Exercise aim
Filter the records, keeping every line that has the string "Laporan".

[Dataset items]
'''

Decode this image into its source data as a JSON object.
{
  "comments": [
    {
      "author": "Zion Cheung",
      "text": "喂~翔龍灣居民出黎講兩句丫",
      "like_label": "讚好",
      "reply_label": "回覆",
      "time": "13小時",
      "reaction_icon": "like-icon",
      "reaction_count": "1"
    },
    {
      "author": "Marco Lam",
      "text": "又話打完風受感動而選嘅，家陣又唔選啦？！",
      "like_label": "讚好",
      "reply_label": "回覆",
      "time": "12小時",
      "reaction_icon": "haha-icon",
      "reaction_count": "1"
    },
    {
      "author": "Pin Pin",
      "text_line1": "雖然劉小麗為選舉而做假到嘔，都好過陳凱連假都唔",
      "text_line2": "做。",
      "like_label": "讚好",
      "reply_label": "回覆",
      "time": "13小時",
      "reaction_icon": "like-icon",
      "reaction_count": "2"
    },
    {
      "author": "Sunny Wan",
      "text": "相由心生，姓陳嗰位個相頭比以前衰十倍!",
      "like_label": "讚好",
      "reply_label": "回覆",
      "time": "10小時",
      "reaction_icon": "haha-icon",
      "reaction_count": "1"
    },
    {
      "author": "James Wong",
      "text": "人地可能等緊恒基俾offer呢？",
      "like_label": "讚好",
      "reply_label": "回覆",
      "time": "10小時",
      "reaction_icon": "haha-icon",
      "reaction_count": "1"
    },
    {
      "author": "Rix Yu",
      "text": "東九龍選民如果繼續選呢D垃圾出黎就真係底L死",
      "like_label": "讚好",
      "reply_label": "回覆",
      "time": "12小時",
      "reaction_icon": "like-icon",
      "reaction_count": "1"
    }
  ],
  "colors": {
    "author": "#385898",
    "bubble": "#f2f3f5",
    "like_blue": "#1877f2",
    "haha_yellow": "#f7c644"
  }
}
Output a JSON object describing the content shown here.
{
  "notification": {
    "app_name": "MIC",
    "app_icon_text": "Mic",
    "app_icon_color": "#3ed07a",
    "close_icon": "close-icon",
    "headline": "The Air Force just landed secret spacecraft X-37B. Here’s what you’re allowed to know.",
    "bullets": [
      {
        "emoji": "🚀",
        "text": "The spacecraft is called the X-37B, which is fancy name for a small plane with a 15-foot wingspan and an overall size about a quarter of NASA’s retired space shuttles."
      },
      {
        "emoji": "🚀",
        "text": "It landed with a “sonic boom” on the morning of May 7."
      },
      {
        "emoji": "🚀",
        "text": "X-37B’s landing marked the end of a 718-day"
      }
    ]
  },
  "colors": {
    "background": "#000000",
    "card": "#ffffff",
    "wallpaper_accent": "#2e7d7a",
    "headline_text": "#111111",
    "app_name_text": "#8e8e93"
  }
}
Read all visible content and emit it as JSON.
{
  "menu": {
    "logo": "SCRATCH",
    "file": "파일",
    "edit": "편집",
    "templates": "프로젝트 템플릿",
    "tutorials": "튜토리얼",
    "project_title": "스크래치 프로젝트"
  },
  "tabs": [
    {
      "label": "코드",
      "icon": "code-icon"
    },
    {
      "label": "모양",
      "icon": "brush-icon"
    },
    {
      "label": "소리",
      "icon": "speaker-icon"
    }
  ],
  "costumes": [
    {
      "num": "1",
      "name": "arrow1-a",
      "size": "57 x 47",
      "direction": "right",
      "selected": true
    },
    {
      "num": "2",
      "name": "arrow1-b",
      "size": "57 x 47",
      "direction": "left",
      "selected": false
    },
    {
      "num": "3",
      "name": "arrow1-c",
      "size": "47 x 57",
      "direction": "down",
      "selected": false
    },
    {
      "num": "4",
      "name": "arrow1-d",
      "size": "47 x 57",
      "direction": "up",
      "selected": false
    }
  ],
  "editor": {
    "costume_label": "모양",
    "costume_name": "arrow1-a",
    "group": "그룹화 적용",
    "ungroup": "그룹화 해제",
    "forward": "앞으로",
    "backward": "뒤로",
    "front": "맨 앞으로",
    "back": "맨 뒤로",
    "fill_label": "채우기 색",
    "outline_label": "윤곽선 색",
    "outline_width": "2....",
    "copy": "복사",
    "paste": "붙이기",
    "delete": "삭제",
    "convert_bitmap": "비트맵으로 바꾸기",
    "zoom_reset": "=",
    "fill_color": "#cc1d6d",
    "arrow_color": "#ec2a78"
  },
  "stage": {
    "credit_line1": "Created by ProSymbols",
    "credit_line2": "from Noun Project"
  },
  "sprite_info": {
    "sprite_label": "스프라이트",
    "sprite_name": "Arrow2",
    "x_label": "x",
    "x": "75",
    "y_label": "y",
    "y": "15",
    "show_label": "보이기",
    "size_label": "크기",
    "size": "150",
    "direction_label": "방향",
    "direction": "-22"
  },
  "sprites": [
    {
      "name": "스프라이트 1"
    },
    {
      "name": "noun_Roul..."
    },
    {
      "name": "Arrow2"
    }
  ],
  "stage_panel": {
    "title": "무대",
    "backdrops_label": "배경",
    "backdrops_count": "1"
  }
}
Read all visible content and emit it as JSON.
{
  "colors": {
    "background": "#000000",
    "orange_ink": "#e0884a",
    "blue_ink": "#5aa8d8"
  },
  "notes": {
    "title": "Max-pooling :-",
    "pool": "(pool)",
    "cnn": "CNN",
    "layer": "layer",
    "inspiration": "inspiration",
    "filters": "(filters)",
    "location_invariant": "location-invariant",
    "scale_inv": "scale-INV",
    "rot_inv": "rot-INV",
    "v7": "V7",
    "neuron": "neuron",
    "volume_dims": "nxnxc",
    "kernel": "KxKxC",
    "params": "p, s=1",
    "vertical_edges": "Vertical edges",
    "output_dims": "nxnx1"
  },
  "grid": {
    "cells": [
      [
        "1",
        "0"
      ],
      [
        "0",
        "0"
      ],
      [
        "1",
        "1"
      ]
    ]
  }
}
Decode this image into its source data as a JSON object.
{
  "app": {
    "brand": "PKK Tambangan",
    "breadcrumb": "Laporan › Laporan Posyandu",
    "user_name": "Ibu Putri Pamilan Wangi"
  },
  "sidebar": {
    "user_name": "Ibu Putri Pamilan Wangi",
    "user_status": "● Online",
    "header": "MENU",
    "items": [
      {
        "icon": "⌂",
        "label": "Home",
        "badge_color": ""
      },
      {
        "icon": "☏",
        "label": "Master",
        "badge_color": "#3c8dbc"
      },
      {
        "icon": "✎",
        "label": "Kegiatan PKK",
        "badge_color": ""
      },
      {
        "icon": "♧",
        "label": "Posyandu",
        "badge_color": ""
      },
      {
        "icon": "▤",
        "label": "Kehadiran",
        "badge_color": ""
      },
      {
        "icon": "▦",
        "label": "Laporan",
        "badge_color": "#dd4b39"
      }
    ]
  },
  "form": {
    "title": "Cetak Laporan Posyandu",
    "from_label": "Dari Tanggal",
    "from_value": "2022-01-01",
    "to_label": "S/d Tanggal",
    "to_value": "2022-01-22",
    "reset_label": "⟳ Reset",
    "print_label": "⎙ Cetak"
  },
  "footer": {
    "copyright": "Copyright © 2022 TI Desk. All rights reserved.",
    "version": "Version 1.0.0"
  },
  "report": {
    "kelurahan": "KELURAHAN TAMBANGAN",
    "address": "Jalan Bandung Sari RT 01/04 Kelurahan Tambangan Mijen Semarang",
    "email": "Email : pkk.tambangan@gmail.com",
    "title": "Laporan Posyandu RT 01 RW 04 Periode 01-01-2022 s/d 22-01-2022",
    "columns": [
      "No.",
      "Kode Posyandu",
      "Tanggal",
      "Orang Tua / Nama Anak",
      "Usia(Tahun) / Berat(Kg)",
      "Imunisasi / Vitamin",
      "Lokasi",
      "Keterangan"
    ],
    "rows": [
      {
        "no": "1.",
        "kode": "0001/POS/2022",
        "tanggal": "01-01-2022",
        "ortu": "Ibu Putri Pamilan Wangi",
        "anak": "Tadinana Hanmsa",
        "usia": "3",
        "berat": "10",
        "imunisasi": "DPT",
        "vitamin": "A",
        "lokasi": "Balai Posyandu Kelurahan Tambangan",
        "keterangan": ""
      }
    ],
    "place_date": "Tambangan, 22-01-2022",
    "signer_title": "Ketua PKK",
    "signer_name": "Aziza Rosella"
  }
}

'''

Answer to this task
    "breadcrumb": "Laporan › Laporan Posyandu",
        "label": "Laporan",
    "title": "Cetak Laporan Posyandu",
    "title": "Laporan Posyandu RT 01 RW 04 Periode 01-01-2022 s/d 22-01-2022",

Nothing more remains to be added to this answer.